Records to use section start

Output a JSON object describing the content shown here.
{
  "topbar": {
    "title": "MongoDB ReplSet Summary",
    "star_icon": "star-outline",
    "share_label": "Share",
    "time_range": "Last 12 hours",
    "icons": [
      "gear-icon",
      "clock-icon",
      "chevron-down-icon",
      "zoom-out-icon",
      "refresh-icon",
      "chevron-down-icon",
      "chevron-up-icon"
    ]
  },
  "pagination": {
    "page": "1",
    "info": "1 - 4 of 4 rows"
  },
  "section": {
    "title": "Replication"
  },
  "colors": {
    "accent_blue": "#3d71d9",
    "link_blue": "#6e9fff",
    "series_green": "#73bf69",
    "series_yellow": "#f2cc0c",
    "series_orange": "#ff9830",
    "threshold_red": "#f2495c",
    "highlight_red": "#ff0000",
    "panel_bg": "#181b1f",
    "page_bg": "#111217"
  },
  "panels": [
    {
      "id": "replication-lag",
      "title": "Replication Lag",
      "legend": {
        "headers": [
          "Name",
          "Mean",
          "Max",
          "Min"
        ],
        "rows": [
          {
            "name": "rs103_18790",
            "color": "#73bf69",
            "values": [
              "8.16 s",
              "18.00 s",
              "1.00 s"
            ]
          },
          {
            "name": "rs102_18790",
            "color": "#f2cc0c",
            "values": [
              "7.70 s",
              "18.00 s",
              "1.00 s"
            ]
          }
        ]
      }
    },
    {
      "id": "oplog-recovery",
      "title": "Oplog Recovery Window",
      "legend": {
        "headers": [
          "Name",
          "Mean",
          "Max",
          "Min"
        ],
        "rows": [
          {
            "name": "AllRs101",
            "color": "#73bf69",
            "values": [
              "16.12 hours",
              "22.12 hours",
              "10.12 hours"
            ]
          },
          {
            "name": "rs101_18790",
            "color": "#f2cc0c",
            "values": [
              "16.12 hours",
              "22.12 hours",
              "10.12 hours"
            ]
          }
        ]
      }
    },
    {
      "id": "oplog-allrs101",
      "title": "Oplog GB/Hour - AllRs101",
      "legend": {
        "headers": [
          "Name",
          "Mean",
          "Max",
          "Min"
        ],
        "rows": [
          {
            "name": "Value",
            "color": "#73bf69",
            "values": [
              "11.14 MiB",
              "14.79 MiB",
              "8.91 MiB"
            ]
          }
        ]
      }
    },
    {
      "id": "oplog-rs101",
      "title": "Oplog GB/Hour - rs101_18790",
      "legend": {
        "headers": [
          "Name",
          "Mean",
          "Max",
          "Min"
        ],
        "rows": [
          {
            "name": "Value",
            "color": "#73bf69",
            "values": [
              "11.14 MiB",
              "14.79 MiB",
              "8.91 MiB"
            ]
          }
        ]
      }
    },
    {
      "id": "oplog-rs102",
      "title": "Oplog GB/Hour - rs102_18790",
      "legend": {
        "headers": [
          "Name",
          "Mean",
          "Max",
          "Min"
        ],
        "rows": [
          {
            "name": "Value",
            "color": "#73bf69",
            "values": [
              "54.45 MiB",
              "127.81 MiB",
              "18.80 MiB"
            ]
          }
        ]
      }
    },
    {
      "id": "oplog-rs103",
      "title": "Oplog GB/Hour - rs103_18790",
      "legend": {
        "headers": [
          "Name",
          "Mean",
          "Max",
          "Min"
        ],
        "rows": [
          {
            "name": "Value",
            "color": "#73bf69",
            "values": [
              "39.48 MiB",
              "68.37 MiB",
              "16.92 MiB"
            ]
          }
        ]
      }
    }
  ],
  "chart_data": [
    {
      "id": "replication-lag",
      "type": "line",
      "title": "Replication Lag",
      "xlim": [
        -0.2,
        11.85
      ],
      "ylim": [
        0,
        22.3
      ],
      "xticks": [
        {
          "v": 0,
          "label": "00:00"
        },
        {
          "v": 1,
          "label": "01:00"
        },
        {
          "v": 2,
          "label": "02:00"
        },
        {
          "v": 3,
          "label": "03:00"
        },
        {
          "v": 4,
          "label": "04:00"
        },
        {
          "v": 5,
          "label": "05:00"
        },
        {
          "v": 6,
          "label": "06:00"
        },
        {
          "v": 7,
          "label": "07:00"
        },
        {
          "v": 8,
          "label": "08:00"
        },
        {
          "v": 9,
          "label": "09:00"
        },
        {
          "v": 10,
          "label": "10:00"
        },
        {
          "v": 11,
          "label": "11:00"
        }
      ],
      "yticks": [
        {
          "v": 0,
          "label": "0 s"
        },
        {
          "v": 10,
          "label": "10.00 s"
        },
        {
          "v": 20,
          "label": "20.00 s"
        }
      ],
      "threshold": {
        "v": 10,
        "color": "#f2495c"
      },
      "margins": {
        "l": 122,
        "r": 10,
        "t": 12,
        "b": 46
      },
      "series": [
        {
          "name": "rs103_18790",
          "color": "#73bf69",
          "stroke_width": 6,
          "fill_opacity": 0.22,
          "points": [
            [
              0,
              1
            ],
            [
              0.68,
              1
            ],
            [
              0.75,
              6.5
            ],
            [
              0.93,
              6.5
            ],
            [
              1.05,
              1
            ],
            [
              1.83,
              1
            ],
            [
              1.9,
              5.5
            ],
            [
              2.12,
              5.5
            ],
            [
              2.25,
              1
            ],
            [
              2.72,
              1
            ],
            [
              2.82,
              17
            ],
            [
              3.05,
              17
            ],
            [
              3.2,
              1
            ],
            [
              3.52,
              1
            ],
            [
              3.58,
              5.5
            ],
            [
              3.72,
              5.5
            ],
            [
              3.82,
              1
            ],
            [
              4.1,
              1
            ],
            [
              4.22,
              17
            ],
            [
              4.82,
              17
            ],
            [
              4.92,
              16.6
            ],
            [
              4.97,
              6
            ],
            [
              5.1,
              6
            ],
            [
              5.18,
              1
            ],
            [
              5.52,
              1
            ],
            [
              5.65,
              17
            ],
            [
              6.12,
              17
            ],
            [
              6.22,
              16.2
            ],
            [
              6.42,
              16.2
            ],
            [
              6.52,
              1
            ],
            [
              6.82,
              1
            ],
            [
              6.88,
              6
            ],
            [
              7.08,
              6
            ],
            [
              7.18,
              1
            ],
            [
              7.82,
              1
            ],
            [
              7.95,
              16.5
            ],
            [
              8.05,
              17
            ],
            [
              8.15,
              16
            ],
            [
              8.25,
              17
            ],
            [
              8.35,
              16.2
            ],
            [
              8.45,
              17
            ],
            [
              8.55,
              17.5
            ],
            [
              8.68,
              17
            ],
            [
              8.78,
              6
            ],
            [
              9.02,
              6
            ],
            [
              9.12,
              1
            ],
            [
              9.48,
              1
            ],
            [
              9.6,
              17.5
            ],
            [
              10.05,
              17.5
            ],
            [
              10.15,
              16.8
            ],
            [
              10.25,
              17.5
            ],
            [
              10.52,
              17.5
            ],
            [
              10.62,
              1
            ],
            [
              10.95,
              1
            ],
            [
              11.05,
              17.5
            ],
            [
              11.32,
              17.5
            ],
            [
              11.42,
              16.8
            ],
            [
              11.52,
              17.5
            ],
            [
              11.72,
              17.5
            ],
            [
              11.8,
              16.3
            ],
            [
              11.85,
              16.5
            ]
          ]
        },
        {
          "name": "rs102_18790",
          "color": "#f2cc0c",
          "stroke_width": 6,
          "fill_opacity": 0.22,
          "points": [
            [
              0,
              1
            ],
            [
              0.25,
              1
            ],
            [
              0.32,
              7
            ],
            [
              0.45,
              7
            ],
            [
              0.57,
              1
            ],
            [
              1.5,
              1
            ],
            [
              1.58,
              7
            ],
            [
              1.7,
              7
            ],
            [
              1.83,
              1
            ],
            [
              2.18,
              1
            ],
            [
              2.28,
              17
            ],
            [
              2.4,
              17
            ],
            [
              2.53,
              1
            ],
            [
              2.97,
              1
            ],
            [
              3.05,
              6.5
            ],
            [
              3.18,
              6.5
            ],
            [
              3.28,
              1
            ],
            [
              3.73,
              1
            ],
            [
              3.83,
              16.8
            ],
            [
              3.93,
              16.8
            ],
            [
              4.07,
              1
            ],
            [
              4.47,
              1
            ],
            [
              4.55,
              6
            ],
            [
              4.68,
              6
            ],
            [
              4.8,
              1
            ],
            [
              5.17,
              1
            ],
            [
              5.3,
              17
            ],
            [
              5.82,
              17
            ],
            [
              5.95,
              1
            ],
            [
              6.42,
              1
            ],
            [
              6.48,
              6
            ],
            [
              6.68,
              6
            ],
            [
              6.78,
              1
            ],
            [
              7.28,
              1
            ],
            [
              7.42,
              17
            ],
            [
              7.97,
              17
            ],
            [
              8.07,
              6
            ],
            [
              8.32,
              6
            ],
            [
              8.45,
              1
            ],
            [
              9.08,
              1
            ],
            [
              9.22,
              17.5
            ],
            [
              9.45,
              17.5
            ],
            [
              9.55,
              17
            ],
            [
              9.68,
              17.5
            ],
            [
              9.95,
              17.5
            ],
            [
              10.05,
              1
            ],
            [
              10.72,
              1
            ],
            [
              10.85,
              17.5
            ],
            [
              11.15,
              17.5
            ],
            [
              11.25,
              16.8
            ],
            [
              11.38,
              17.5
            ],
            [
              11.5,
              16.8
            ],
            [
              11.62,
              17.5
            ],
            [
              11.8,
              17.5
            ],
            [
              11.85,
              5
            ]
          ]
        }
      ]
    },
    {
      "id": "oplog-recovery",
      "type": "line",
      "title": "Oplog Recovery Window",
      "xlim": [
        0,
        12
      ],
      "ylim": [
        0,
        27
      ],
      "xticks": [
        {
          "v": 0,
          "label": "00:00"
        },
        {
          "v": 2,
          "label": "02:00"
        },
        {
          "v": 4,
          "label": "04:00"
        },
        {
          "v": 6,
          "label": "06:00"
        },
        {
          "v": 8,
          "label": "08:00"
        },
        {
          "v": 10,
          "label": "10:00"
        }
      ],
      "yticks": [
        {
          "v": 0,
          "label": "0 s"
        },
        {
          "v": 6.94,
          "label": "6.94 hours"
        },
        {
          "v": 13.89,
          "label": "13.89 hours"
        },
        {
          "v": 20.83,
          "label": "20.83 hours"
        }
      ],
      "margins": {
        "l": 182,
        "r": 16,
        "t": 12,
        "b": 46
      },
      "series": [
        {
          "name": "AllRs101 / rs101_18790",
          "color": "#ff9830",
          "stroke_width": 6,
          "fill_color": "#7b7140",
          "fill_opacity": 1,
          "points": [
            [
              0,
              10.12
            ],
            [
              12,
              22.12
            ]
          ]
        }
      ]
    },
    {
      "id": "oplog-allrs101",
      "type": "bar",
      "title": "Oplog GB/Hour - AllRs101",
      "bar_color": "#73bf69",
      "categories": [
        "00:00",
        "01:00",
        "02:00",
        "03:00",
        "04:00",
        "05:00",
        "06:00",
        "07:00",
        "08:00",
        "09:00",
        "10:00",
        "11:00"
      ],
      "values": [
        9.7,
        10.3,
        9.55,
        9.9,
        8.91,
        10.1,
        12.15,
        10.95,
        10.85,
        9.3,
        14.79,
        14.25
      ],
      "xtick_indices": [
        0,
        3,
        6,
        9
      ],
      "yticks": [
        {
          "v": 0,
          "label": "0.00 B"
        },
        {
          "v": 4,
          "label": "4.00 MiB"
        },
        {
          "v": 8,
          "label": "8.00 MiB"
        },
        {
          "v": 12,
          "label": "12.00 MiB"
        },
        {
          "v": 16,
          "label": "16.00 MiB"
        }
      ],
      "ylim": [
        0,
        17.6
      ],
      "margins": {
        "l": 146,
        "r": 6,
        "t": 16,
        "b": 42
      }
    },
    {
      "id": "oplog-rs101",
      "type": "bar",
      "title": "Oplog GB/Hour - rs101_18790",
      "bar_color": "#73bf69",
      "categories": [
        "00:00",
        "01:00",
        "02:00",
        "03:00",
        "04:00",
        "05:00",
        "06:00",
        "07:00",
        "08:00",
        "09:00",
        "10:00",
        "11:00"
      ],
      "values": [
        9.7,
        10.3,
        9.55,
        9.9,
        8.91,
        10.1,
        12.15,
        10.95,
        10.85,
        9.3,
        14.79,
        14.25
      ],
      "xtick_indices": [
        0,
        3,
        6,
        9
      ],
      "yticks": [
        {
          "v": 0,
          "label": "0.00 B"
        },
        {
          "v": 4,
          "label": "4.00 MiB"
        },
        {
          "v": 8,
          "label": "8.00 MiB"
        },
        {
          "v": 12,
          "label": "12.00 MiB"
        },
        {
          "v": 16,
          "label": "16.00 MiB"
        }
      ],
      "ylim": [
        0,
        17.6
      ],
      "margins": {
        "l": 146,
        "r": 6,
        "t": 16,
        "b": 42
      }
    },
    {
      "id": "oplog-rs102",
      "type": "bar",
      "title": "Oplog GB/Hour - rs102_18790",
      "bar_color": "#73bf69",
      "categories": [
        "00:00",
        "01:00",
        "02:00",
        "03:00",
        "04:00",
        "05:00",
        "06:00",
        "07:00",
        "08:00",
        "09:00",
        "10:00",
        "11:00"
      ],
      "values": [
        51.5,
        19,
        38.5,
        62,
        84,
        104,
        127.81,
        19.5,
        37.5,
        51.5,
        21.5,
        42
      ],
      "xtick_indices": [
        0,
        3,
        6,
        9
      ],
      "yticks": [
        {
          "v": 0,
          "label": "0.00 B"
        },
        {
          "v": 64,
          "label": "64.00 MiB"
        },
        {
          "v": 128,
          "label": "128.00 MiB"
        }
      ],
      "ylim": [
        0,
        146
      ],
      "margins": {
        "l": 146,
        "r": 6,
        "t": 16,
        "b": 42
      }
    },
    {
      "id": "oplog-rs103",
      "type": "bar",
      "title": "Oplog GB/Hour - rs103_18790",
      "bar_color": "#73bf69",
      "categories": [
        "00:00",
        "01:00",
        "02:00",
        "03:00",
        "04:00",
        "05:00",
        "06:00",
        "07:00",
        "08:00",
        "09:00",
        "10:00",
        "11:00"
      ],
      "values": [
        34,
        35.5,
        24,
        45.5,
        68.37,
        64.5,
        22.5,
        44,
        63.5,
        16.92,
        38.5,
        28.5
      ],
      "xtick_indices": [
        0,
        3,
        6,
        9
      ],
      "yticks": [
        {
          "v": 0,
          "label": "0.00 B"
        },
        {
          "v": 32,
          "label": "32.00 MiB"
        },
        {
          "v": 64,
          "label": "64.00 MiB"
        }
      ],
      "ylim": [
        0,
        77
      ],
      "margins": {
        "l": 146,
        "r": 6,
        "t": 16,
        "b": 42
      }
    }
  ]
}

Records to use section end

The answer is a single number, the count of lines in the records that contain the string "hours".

**Answer**:
10